Thuraisingham, B., Kantarcioglu, M., Hamlen, K., Khan, L., Finin, T., Joshi, A., Oates, T., Bertino, E..  2016.  A Data Driven Approach for the Science of Cyber Security: Challenges and Directions. 2016 IEEE 17th International Conference on Information Reuse and Integration (IRI). :1–10.

This paper describes a data driven approach to studying the science of cyber security (SoS). It argues that science is driven by data. It then describes issues and approaches towards the following three aspects: (i) Data Driven Science for Attack Detection and Mitigation, (ii) Foundations for Data Trustworthiness and Policy-based Sharing, and (iii) A Risk-based Approach to Security Metrics. We believe that the three aspects addressed in this paper will form the basis for studying the Science of Cyber Security.

Paranthaman, R., Thuraisingham, B..  2017.  Malware Collection and Analysis. 2017 IEEE International Conference on Information Reuse and Integration (IRI). :26–31.

This paper describes the various malware datasets that we have obtained permissions to host at the University of Arizona as part of a National Science Foundation funded project. It also describes some other malware datasets that we are in the process of obtaining permissions to host at the University of Arizona. We have also discussed some preliminary work we have carried out on malware analysis using big data platforms.

Alnaami, K., Ayoade, G., Siddiqui, A., Ruozzi, N., Khan, L., Thuraisingham, B..  2015.  P2V: Effective Website Fingerprinting Using Vector Space Representations. 2015 IEEE Symposium Series on Computational Intelligence. :59–66.
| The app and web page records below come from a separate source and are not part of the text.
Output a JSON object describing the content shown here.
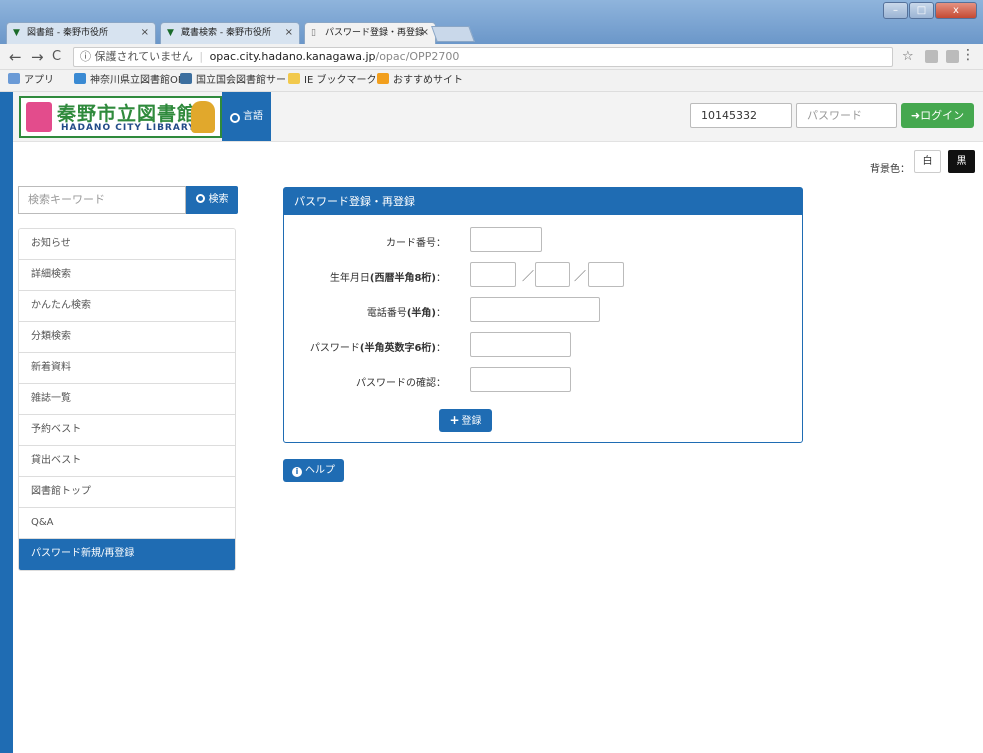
{
  "browser": {
    "tabs": [
      {
        "label": "図書館 - 秦野市役所",
        "close": "×"
      },
      {
        "label": "蔵書検索 - 秦野市役所",
        "close": "×"
      },
      {
        "label": "パスワード登録・再登録",
        "close": "×"
      }
    ],
    "window_buttons": {
      "minimize": "–",
      "maximize": "□",
      "close": "x"
    },
    "nav": {
      "back": "←",
      "forward": "→",
      "reload": "C"
    },
    "address": {
      "security": "ⓘ 保護されていません",
      "separator": "|",
      "host": "opac.city.hadano.kanagawa.jp",
      "path": "/opac/OPP2700"
    },
    "bookmark_star": "☆",
    "menu": "⋮",
    "bookmarks": [
      {
        "label": "アプリ",
        "icon": "apps-icon"
      },
      {
        "label": "神奈川県立図書館OP",
        "icon": "kanagawa-icon"
      },
      {
        "label": "国立国会図書館サー",
        "icon": "ndl-icon"
      },
      {
        "label": "IE ブックマーク",
        "icon": "folder-icon"
      },
      {
        "label": "おすすめサイト",
        "icon": "bing-icon"
      }
    ]
  },
  "header": {
    "logo_title": "秦野市立図書館",
    "logo_sub": "HADANO CITY LIBRARY",
    "language_button": "言語",
    "card_number_value": "10145332",
    "password_placeholder": "パスワード",
    "login_button": "ログイン"
  },
  "background_color": {
    "label": "背景色：",
    "white": "白",
    "black": "黒"
  },
  "search": {
    "placeholder": "検索キーワード",
    "button": "検索"
  },
  "sidebar": {
    "items": [
      {
        "label": "お知らせ"
      },
      {
        "label": "詳細検索"
      },
      {
        "label": "かんたん検索"
      },
      {
        "label": "分類検索"
      },
      {
        "label": "新着資料"
      },
      {
        "label": "雑誌一覧"
      },
      {
        "label": "予約ベスト"
      },
      {
        "label": "貸出ベスト"
      },
      {
        "label": "図書館トップ"
      },
      {
        "label": "Q&A"
      },
      {
        "label": "パスワード新規/再登録"
      }
    ],
    "active_index": 10
  },
  "form": {
    "title": "パスワード登録・再登録",
    "card_label": "カード番号：",
    "birth_label_plain": "生年月日",
    "birth_label_bold": "(西暦半角8桁)",
    "birth_label_colon": "：",
    "date_separator": "／",
    "phone_label_plain": "電話番号",
    "phone_label_bold": "(半角)",
    "phone_label_colon": "：",
    "password_label_plain": "パスワード",
    "password_label_bold": "(半角英数字6桁)",
    "password_label_colon": "：",
    "confirm_label": "パスワードの確認：",
    "register_button": "登録"
  },
  "help_button": "ヘルプ",
  "colors": {
    "primary": "#1f6cb3",
    "login_green": "#45a84f",
    "logo_green": "#2f8a3c"
  }
}
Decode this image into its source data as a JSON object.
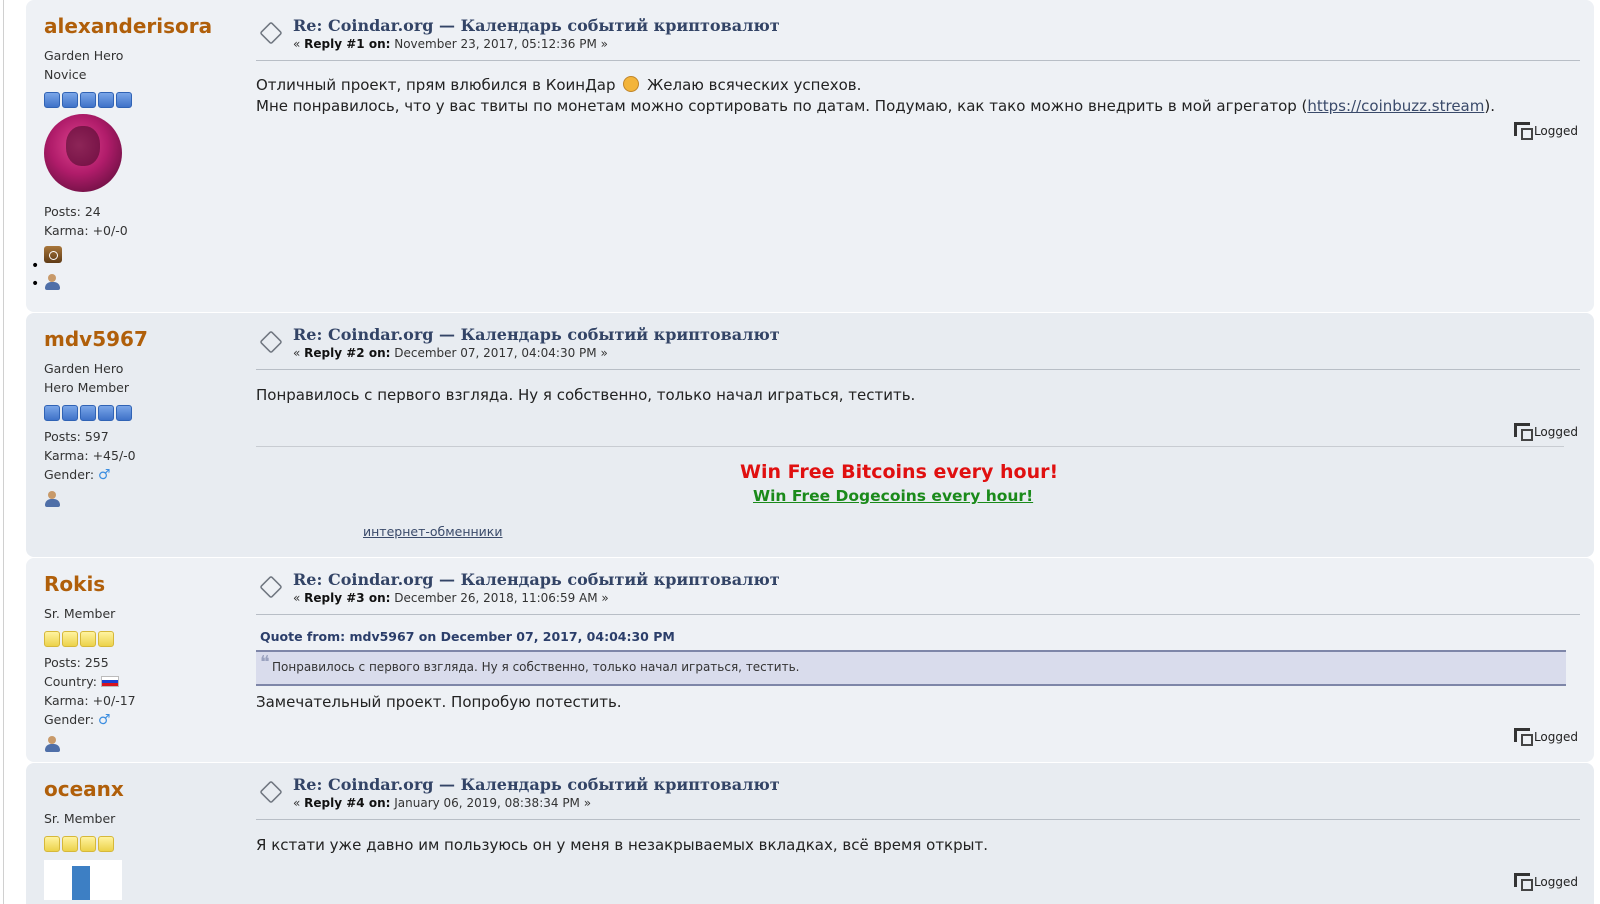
{
  "posts": [
    {
      "author": "alexanderisora",
      "group": "Garden Hero",
      "rank": "Novice",
      "posts_label": "Posts: 24",
      "karma_label": "Karma: +0/-0",
      "subject": "Re: Coindar.org — Календарь событий криптовалют",
      "reply_prefix": "« ",
      "reply_label": "Reply #1 on:",
      "reply_date": "November 23, 2017, 05:12:36 PM »",
      "body_line1a": "Отличный проект, прям влюбился в КоинДар",
      "body_line1b": "Желаю всяческих успехов.",
      "body_line2a": "Мне понравилось, что у вас твиты по монетам можно сортировать по датам. Подумаю, как тако можно внедрить в мой агрегатор (",
      "body_link": "https://coinbuzz.stream",
      "body_line2b": ").",
      "logged": "Logged"
    },
    {
      "author": "mdv5967",
      "group": "Garden Hero",
      "rank": "Hero Member",
      "posts_label": "Posts: 597",
      "karma_label": "Karma: +45/-0",
      "gender_label": "Gender:",
      "subject": "Re: Coindar.org — Календарь событий криптовалют",
      "reply_prefix": "« ",
      "reply_label": "Reply #2 on:",
      "reply_date": "December 07, 2017, 04:04:30 PM »",
      "body": "Понравилось с первого взгляда. Ну я собственно, только начал играться, тестить.",
      "logged": "Logged",
      "ad_bitcoin": "Win Free Bitcoins every hour!",
      "ad_dogecoin": "Win Free Dogecoins every hour!",
      "ad_link": "интернет-обменники"
    },
    {
      "author": "Rokis",
      "rank": "Sr. Member",
      "posts_label": "Posts: 255",
      "country_label": "Country:",
      "karma_label": "Karma: +0/-17",
      "gender_label": "Gender:",
      "subject": "Re: Coindar.org — Календарь событий криптовалют",
      "reply_prefix": "« ",
      "reply_label": "Reply #3 on:",
      "reply_date": "December 26, 2018, 11:06:59 AM »",
      "quote_header": "Quote from: mdv5967 on December 07, 2017, 04:04:30 PM",
      "quote_text": "Понравилось с первого взгляда. Ну я собственно, только начал играться, тестить.",
      "body": "Замечательный проект. Попробую потестить.",
      "logged": "Logged"
    },
    {
      "author": "oceanx",
      "rank": "Sr. Member",
      "subject": "Re: Coindar.org — Календарь событий криптовалют",
      "reply_prefix": "« ",
      "reply_label": "Reply #4 on:",
      "reply_date": "January 06, 2019, 08:38:34 PM »",
      "body": "Я кстати уже давно им пользуюсь он у меня в незакрываемых вкладках, всё время открыт.",
      "logged": "Logged"
    }
  ],
  "colors": {
    "author": "#b05f0a",
    "subject": "#334466",
    "ad_bitcoin": "#e01010",
    "ad_dogecoin": "#1a8a1a",
    "post_bg": "#e8ecf1"
  },
  "icons": [
    "topic-icon",
    "star-icon",
    "instagram-icon",
    "profile-icon",
    "logged-icon",
    "smiley-icon",
    "male-icon",
    "russia-flag-icon"
  ]
}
Language vector space models (VSMs) have recently proven to be effective across a variety of tasks. In VSMs, each word in a corpus is represented as a real-valued vector. These vectors can be used as features in many applications in machine learning and natural language processing. In this paper, we study the effect of vector space representations in cyber security. In particular, we consider a passive traffic analysis attack (Website Fingerprinting) that threatens users' navigation privacy on the web. By using anonymous communication, Internet users (such as online activists) may wish to hide the destination of web pages they access for different reasons such as avoiding tyrant governments. Traditional website fingerprinting studies collect packets from the users' network and extract features that are used by machine learning techniques to reveal the destination of certain web pages. In this work, we propose the packet to vector (P2V) approach where we model website fingerprinting attack using word vector representations. We show how the suggested model outperforms previous website fingerprinting works.